The BMW 420d Gran Coupe is powered by a diesel engine, as you may have guessed. There are 420i and 440i petrol derivatives, too. The former has an inline four turbocharged engine while the latter has a force-fed inline six. We believe the 420d is the pick of the bunch, and we’ll try to explain why in a moment.
The oil-burning unit is also an inline four that displaces 2,0 litres. It uses a turbocharger to ramp up power to 140 kW or power. A maximum 400 N.m of torque is on tap from 1 750 – 2 500 r/min. An eight-speed automatic transmission is the only option in the 4 Series Gran Coupe range.
On the road
Most BMWs have a sporting slant and the BMW 420d Gran Coupe also falls into this camp. This car was developed by folks who enjoy driving, you can tell from the way it responds to inputs. The suspension set-up does a pretty decent job of ironing out road imperfections. And over larger undulations there is a good balance of comfort and body control. The 19-inch alloys, shod with Pirelli high-performance rubber, provide loads of grip, as a result, it takes a lot of lateral load to get them unstuck.
If you are wondering about the title, firstly, thanks for reading this far. And secondly, we’ll get to it in a moment. The turbodiesel powerplant in the BMW 420d Gran Coupe seems like a perfect match for a car of this type, a junior GT, if you will. Its low-down grunt and long gearing make it an ideal car for cruising long distances. Handily it also returns low fuel consumption figures. The indicated figure during our time together hovered around the mid-six litre mark.
Thanks to the quiet nature of the engine you can also drive at a pace that would otherwise come across as a bit anti-social. People don’t hear the car coming as the engine isn’t howling along at high revs. We know the inline six in the M440i from other BMWs and, as good as it sounds, it can alert folks to your current antics from quite far away.
This not the case with the 420d. During a spirited drive we came across a sportsbike enjoying same corners we did, also at a decent pace. However, the response from the public towards the quiet BMW and the two-wheeler was quite different, even though we were not travelling at dissimilar speeds.
BMW has really streamlined its model offerings in the local market. There are just three variants to choose from, though we can’t quite work out why there isn’t an M4 Gran Coupe… (Answers on a postcard to…- Ed).
If you require a BMW model of this size then the Gran Coupe seems to be the winner. It offers more practicality than the 3 Series with nearly the same level of coupe-ness as the two-door. We’d highly recommend that you sample the BMW 420d Gran Coupe, even if it wasn’t initially on your shortlist of models to choose from.

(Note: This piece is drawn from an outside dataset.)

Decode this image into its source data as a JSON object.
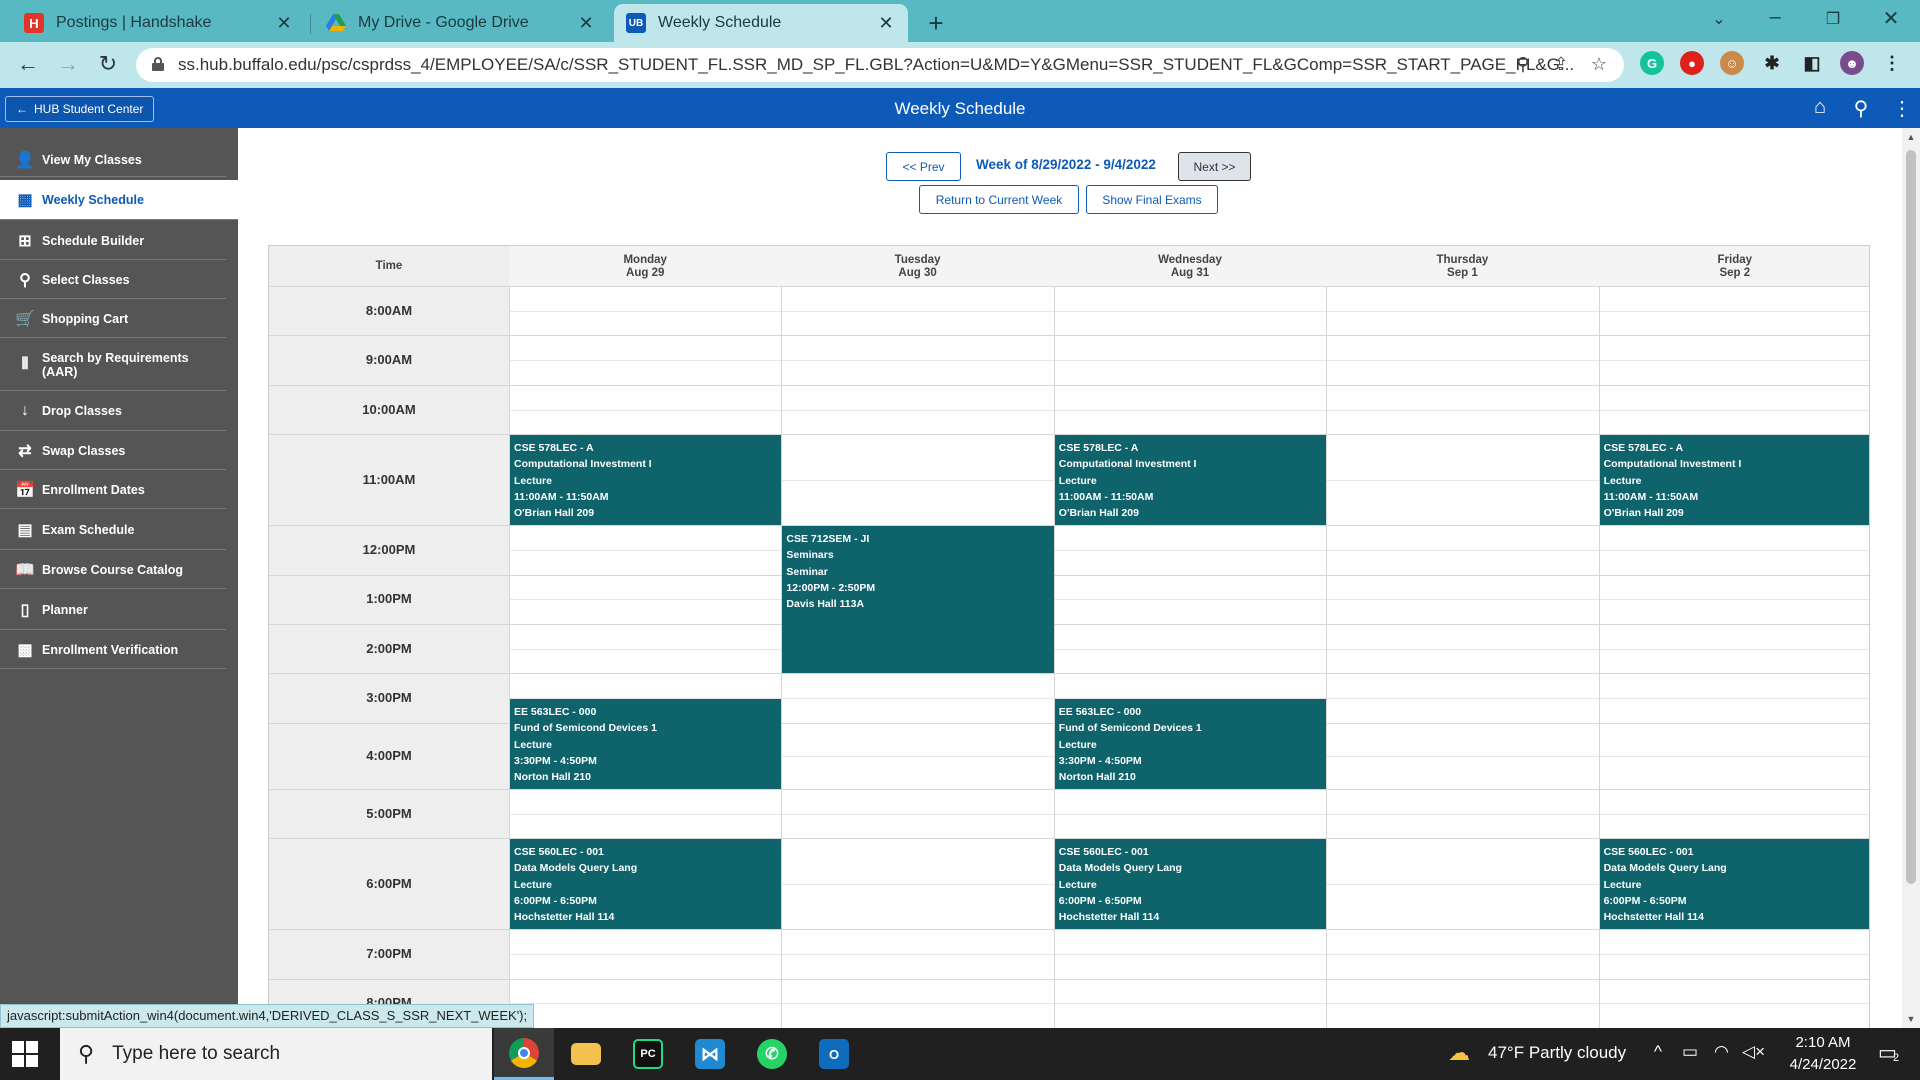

Model: BMW 420d Gran Coupe
Price: R984 830
Engine: 2,0-litre inline four, turbodiesel
Transmission: eight-speed automatic, RWD
Max power: 140 kW

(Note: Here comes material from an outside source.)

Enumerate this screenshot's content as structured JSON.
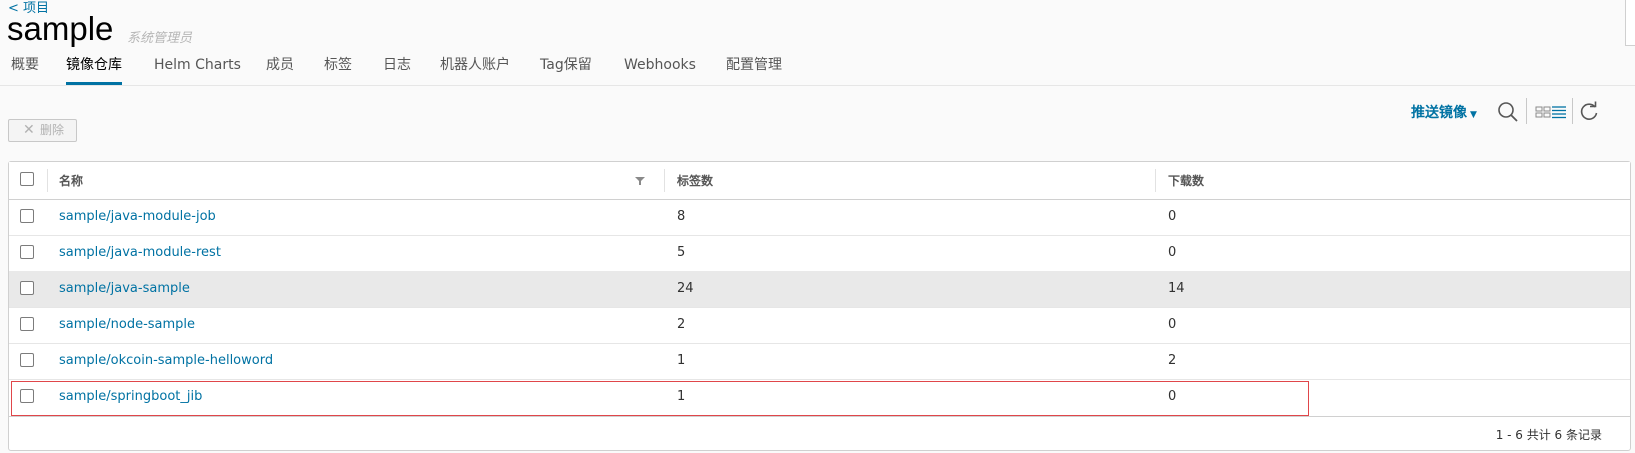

Max torque: 400 N.m
0-100 km/h: 7,5 sec
Top speed: 233 km/h
Fuel consumption: 4,9 L/100 km